From the twelfth century to 1539 Evesham Abbey was the greatest influence in Badby. The Abbot of Evesham held the Lordship of the Manor and Abbot Roger Norreys built a moated grange on land to the east of the present Park Close. There are several references to the building of the grange in the The Evesham Chronicle, referring to the building of noble, almost regal, houses “at Badby, where he [Norreys] feasted on delicacies with some of his brethren, and sometimes for a quarter of the year, and sometimes longer he would be staying”. Recent (1960s) excavations showed that a large “hall” existed.
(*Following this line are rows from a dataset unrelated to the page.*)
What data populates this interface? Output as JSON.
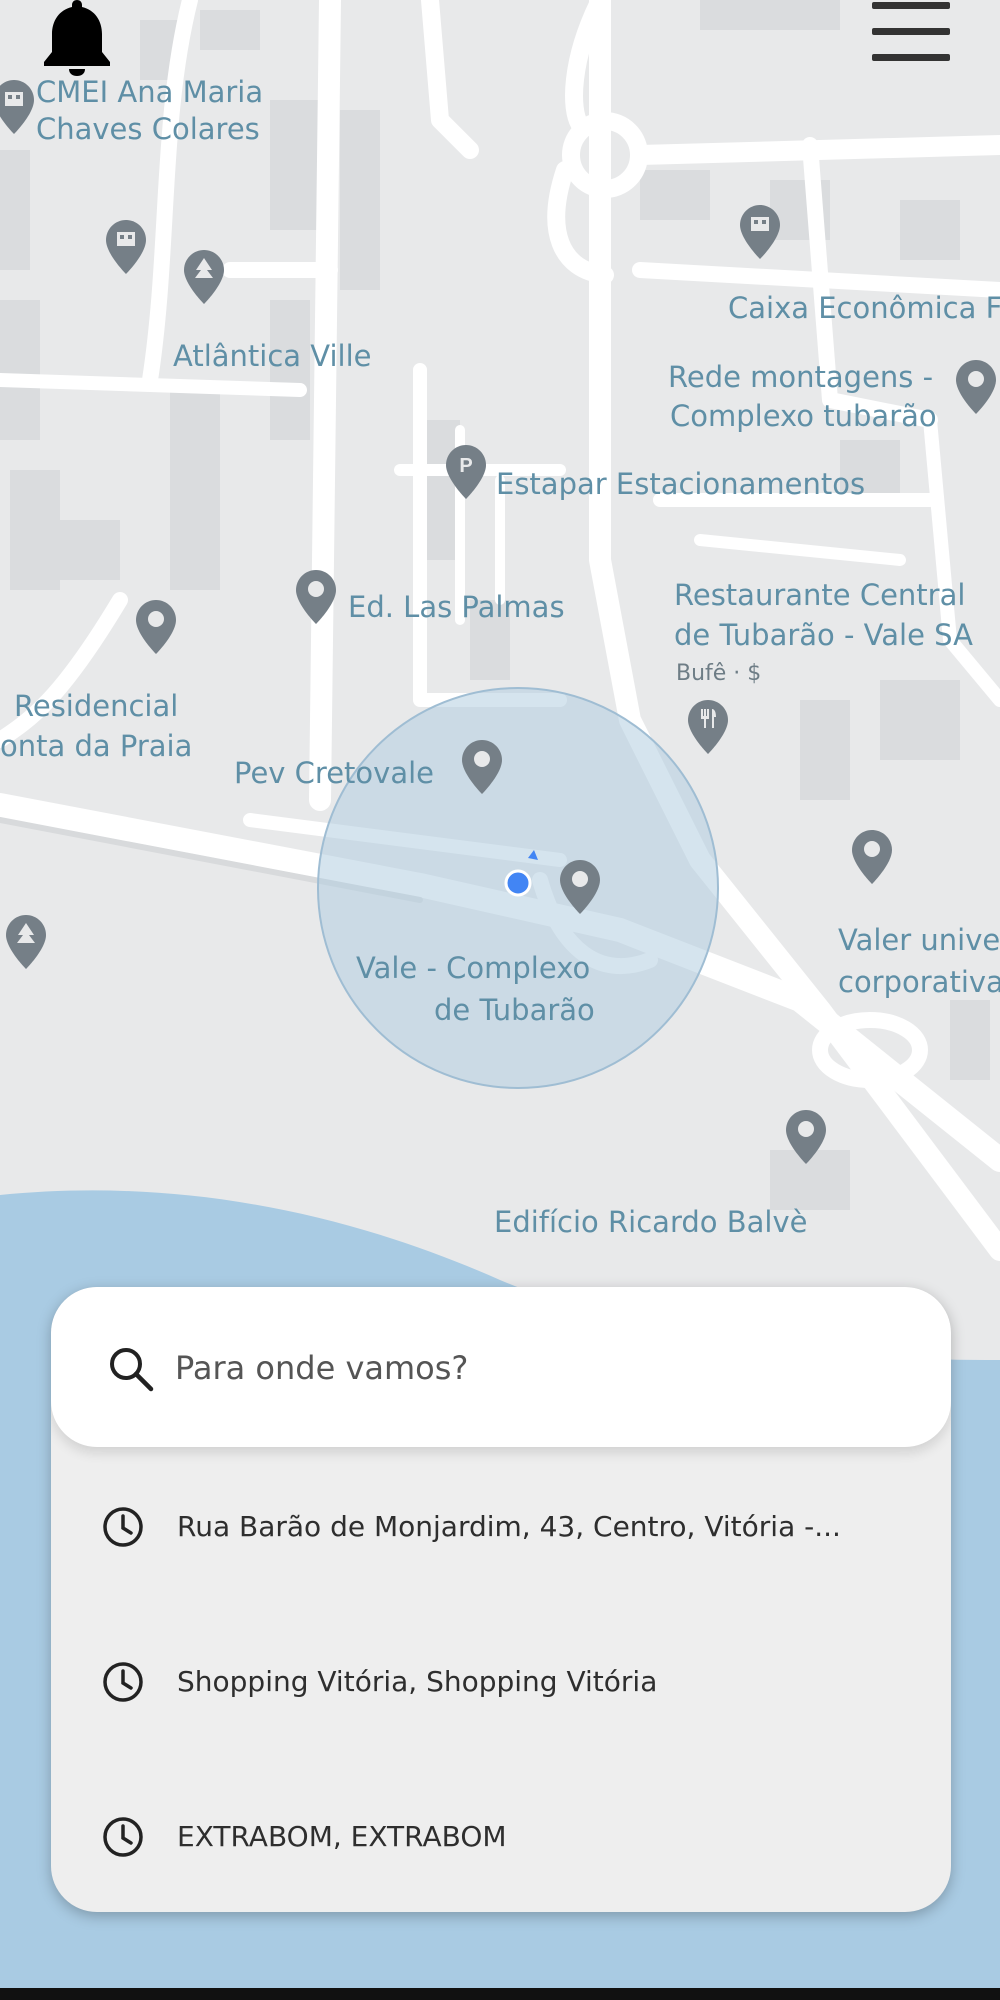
{
  "search": {
    "placeholder": "Para onde vamos?"
  },
  "recent_places": [
    {
      "label": "Rua Barão de Monjardim, 43, Centro, Vitória -..."
    },
    {
      "label": "Shopping Vitória, Shopping Vitória"
    },
    {
      "label": "EXTRABOM, EXTRABOM"
    }
  ],
  "map": {
    "labels": {
      "cmei_line1": "CMEI Ana Maria",
      "cmei_line2": "Chaves Colares",
      "atlantica": "Atlântica Ville",
      "caixa": "Caixa Econômica F",
      "rede_line1": "Rede montagens -",
      "rede_line2": "Complexo tubarão",
      "estapar": "Estapar Estacionamentos",
      "las_palmas": "Ed. Las Palmas",
      "restaurante_line1": "Restaurante Central",
      "restaurante_line2": "de Tubarão - Vale SA",
      "restaurante_sub": "Bufê · $",
      "residencial_line1": "Residencial",
      "residencial_line2": "onta da Praia",
      "pev": "Pev Cretovale",
      "vale_line1": "Vale - Complexo",
      "vale_line2": "de Tubarão",
      "valer_line1": "Valer unive",
      "valer_line2": "corporativa",
      "ricardo": "Edifício Ricardo Balvè"
    }
  },
  "icons": {
    "notifications": "bell-icon",
    "menu": "hamburger-menu-icon",
    "search": "search-icon",
    "recent": "clock-icon"
  },
  "colors": {
    "map_land": "#e8e9ea",
    "map_road": "#ffffff",
    "water": "#a9cbe3",
    "accuracy_circle": "#b3cde0",
    "location_dot": "#4285f4",
    "poi_text": "#5f8fa6",
    "pin": "#757f87"
  }
}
Oyster shells were also found! The Chronicles had worse to report: “He lived in a most courtly and sumptuous style, with a magnificent table, overflowing with food and drink in plenty, which he lavished liberally and generously, .for he was more drunken and excessive than any other English monk, and did not consider simple fornication to be a deadly sin, thus seducing women, unless adultery and incest were added, and it is said he showed no moderation in either of these.”
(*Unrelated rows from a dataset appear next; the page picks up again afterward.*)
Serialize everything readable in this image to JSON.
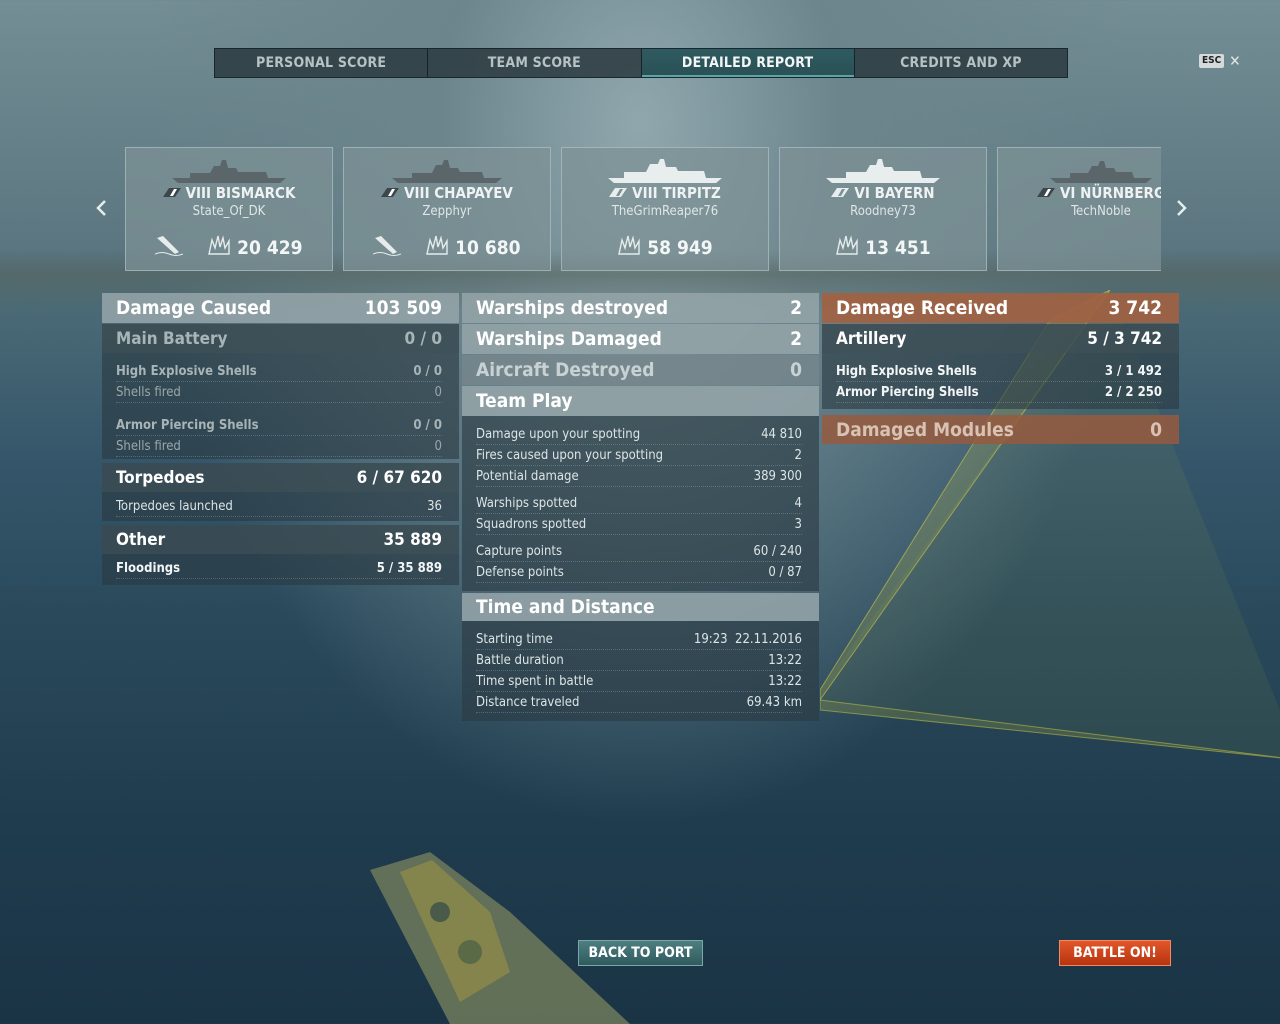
{
  "tabs": [
    {
      "label": "PERSONAL SCORE"
    },
    {
      "label": "TEAM SCORE"
    },
    {
      "label": "DETAILED REPORT"
    },
    {
      "label": "CREDITS AND XP"
    }
  ],
  "esc": {
    "key": "ESC",
    "close": "✕"
  },
  "cards": [
    {
      "ship": "VIII BISMARCK",
      "player": "State_Of_DK",
      "damage": "20 429",
      "sunk": true
    },
    {
      "ship": "VIII CHAPAYEV",
      "player": "Zepphyr",
      "damage": "10 680",
      "sunk": true
    },
    {
      "ship": "VIII TIRPITZ",
      "player": "TheGrimReaper76",
      "damage": "58 949",
      "sunk": false
    },
    {
      "ship": "VI BAYERN",
      "player": "Roodney73",
      "damage": "13 451",
      "sunk": false
    },
    {
      "ship": "VI NÜRNBERG",
      "player": "TechNoble",
      "damage": "",
      "sunk": false
    }
  ],
  "damage_caused": {
    "title": "Damage Caused",
    "value": "103 509",
    "main_battery": {
      "label": "Main Battery",
      "value": "0 / 0"
    },
    "he": {
      "label": "High Explosive Shells",
      "value": "0 / 0"
    },
    "he_fired": {
      "label": "Shells fired",
      "value": "0"
    },
    "ap": {
      "label": "Armor Piercing Shells",
      "value": "0 / 0"
    },
    "ap_fired": {
      "label": "Shells fired",
      "value": "0"
    },
    "torpedoes": {
      "label": "Torpedoes",
      "value": "6 / 67 620"
    },
    "torp_launched": {
      "label": "Torpedoes launched",
      "value": "36"
    },
    "other": {
      "label": "Other",
      "value": "35 889"
    },
    "floodings": {
      "label": "Floodings",
      "value": "5 / 35 889"
    }
  },
  "middle": {
    "destroyed": {
      "label": "Warships destroyed",
      "value": "2"
    },
    "damaged": {
      "label": "Warships Damaged",
      "value": "2"
    },
    "aircraft": {
      "label": "Aircraft Destroyed",
      "value": "0"
    },
    "team_play": {
      "label": "Team Play"
    },
    "spot_damage": {
      "label": "Damage upon your spotting",
      "value": "44 810"
    },
    "spot_fires": {
      "label": "Fires caused upon your spotting",
      "value": "2"
    },
    "potential": {
      "label": "Potential damage",
      "value": "389 300"
    },
    "ships_spotted": {
      "label": "Warships spotted",
      "value": "4"
    },
    "squadrons": {
      "label": "Squadrons spotted",
      "value": "3"
    },
    "capture": {
      "label": "Capture points",
      "value": "60 / 240"
    },
    "defense": {
      "label": "Defense points",
      "value": "0 / 87"
    },
    "time_distance": {
      "label": "Time and Distance"
    },
    "start": {
      "label": "Starting time",
      "value": "19:23  22.11.2016"
    },
    "duration": {
      "label": "Battle duration",
      "value": "13:22"
    },
    "time_spent": {
      "label": "Time spent in battle",
      "value": "13:22"
    },
    "distance": {
      "label": "Distance traveled",
      "value": "69.43 km"
    }
  },
  "received": {
    "title": "Damage Received",
    "value": "3 742",
    "artillery": {
      "label": "Artillery",
      "value": "5 / 3 742"
    },
    "he": {
      "label": "High Explosive Shells",
      "value": "3 / 1 492"
    },
    "ap": {
      "label": "Armor Piercing Shells",
      "value": "2 / 2 250"
    },
    "modules": {
      "label": "Damaged Modules",
      "value": "0"
    }
  },
  "buttons": {
    "back": "BACK TO PORT",
    "battle": "BATTLE ON!"
  }
}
The Evesham Chronicle also mentions other periods of building at the moated site, which can be matched with other levels of the excavation – three bakehouses were added to the grange in the 1350s and its hall and chapel were renovated in the 1380s. It continued in a variety of uses after the dissolution of the abbey during the Protestant Reformation. The grange finally fell down in 1722 and the site is now a Scheduled Monument (List Entry Number: 1009844: Remains of a moated monastic retreat house, manorial courthouse and inn). It was the subject of archaeological excavations undertaken in 1965–69. Importantly, the pottery from the site is one of the major chronological dating series in the County.
Deer hunting was another monastic recreation and in 1246 King Henry III sanctioned the emparkment of Badby Wood. The banks and ditches of the Deer Park can still be traced.
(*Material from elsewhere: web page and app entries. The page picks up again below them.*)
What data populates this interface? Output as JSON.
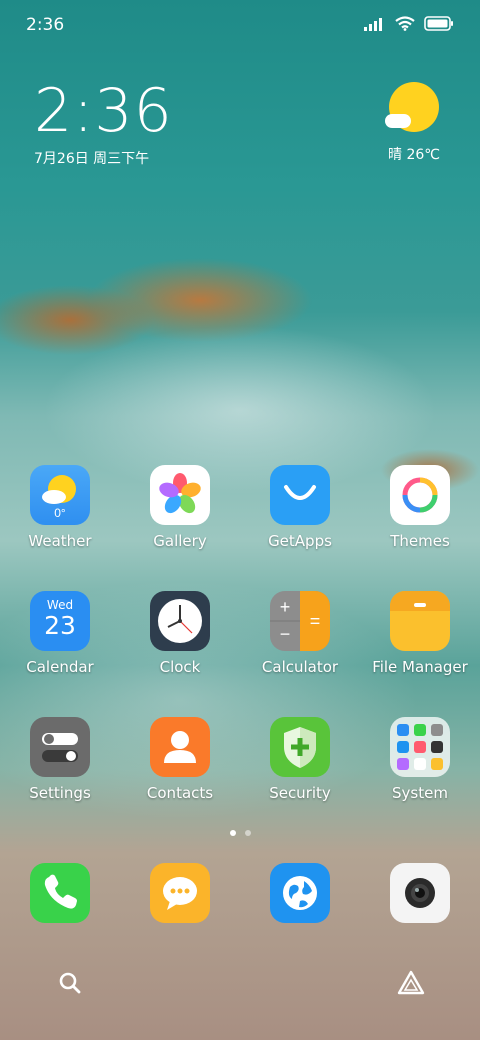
{
  "status_bar": {
    "time": "2:36"
  },
  "clock_widget": {
    "time": "2:36",
    "date": "7月26日 周三下午"
  },
  "weather_widget": {
    "text": "晴 26℃"
  },
  "apps": [
    {
      "label": "Weather",
      "icon": "weather-icon",
      "temp": "0°"
    },
    {
      "label": "Gallery",
      "icon": "gallery-icon"
    },
    {
      "label": "GetApps",
      "icon": "getapps-icon"
    },
    {
      "label": "Themes",
      "icon": "themes-icon"
    },
    {
      "label": "Calendar",
      "icon": "calendar-icon",
      "day": "Wed",
      "date": "23"
    },
    {
      "label": "Clock",
      "icon": "clock-icon"
    },
    {
      "label": "Calculator",
      "icon": "calculator-icon"
    },
    {
      "label": "File Manager",
      "icon": "file-manager-icon"
    },
    {
      "label": "Settings",
      "icon": "settings-icon"
    },
    {
      "label": "Contacts",
      "icon": "contacts-icon"
    },
    {
      "label": "Security",
      "icon": "security-icon"
    },
    {
      "label": "System",
      "icon": "folder-icon"
    }
  ],
  "dock": [
    {
      "icon": "phone-icon"
    },
    {
      "icon": "messages-icon"
    },
    {
      "icon": "browser-icon"
    },
    {
      "icon": "camera-icon"
    }
  ],
  "page_indicator": {
    "count": 2,
    "active": 1
  },
  "colors": {
    "weather_bg": "#2f8ff0",
    "getapps_bg": "#2a9ff5",
    "calendar_bg": "#2a8ef2",
    "clock_bg": "#2e3d4d",
    "calculator_orange": "#f7a21b",
    "file_manager_bg": "#fbc02d",
    "contacts_bg": "#fa7a2a",
    "security_bg": "#59c43a",
    "phone_bg": "#39d24a",
    "messages_bg": "#fbb42a",
    "browser_bg": "#1f93f0"
  }
}
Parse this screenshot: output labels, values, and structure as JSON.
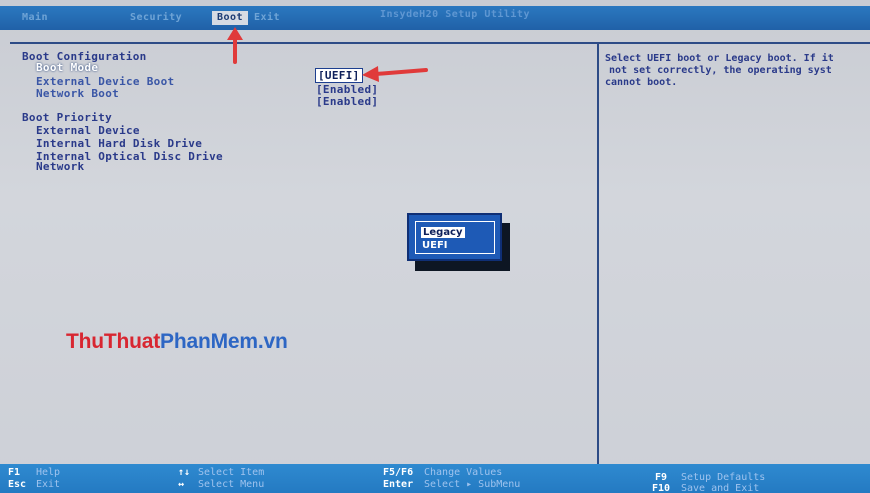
{
  "topbar": {
    "tabs": [
      "Main",
      "Security",
      "Boot",
      "Exit"
    ],
    "active_tab": "Boot",
    "utility_title": "InsydeH20 Setup Utility"
  },
  "boot_configuration": {
    "header": "Boot Configuration",
    "items": [
      {
        "label": "Boot Mode",
        "value": "[UEFI]"
      },
      {
        "label": "External Device Boot",
        "value": "[Enabled]"
      },
      {
        "label": "Network Boot",
        "value": "[Enabled]"
      }
    ]
  },
  "boot_priority": {
    "header": "Boot Priority",
    "items": [
      "External Device",
      "Internal Hard Disk Drive",
      "Internal Optical Disc Drive",
      "Network"
    ]
  },
  "help_text": [
    "Select UEFI boot or Legacy boot. If it",
    "not set correctly, the operating syst",
    "cannot boot."
  ],
  "popup": {
    "options": [
      "Legacy",
      "UEFI"
    ],
    "highlighted": "Legacy"
  },
  "watermark": {
    "part1": "ThuThuat",
    "part2": "PhanMem.vn"
  },
  "footer": {
    "f1_key": "F1",
    "f1_desc": "Help",
    "esc_key": "Esc",
    "esc_desc": "Exit",
    "updown_key": "↑↓",
    "updown_desc": "Select Item",
    "leftright_key": "↔",
    "leftright_desc": "Select Menu",
    "f5f6_key": "F5/F6",
    "f5f6_desc": "Change Values",
    "enter_key": "Enter",
    "enter_desc": "Select ▸ SubMenu",
    "f9_key": "F9",
    "f9_desc": "Setup Defaults",
    "f10_key": "F10",
    "f10_desc": "Save and Exit"
  },
  "colors": {
    "bar_blue": "#2b78c0",
    "bg_gray": "#cdd0d7",
    "text_blue": "#2a3a8a",
    "arrow_red": "#e03a3a"
  }
}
With the decline of the Monastic life in the 14th century it became the practice for Evesham Abbey to lease out land in Badby. The Spencer family rented the “Manor” from 1451–71 and may well have carried out renovations marked on the plan. In 1530 they still held a lease on part of the Manor lands. This family is now associated with Althorpe. The second family, the Knightleys, who purchased Fawsley in 1416, was to influence Badby for the next five hundred years; they took over land in Badby and the use of the Deer Park which they joined to Fawsley.
From 1539, Henry VIII carried through the Dissolution of the Monasteries. A Royal Commissioners document from 1540 lists the tenants of both Badby and Newnham and gives the values of rents for: houses, cottages, wind and water mills, meadows, strips of land in the open fields and bake houses. It shows that the Knightley family rented Badby Wood at £6 per annum before the Dissolution. By 1542 the Lordship of the Manor of Badby has been granted to the Knightley family and the long dominance of this family began.
A commission visited Badby to formalise the change from the old Open Field System to the new Enclosed Fields (ending the practice of a holder working a number of strips of land, often widely separated in the Open Fields). The details collected by the Commission led to the Parliamentary Enclosure Act of 1779 for Badby. It included a map and lists of properties with names and other details.
(Source: Parish 2000 Badby Appraisal and other sources, including Wikipedia)
Last updated 3 March 2018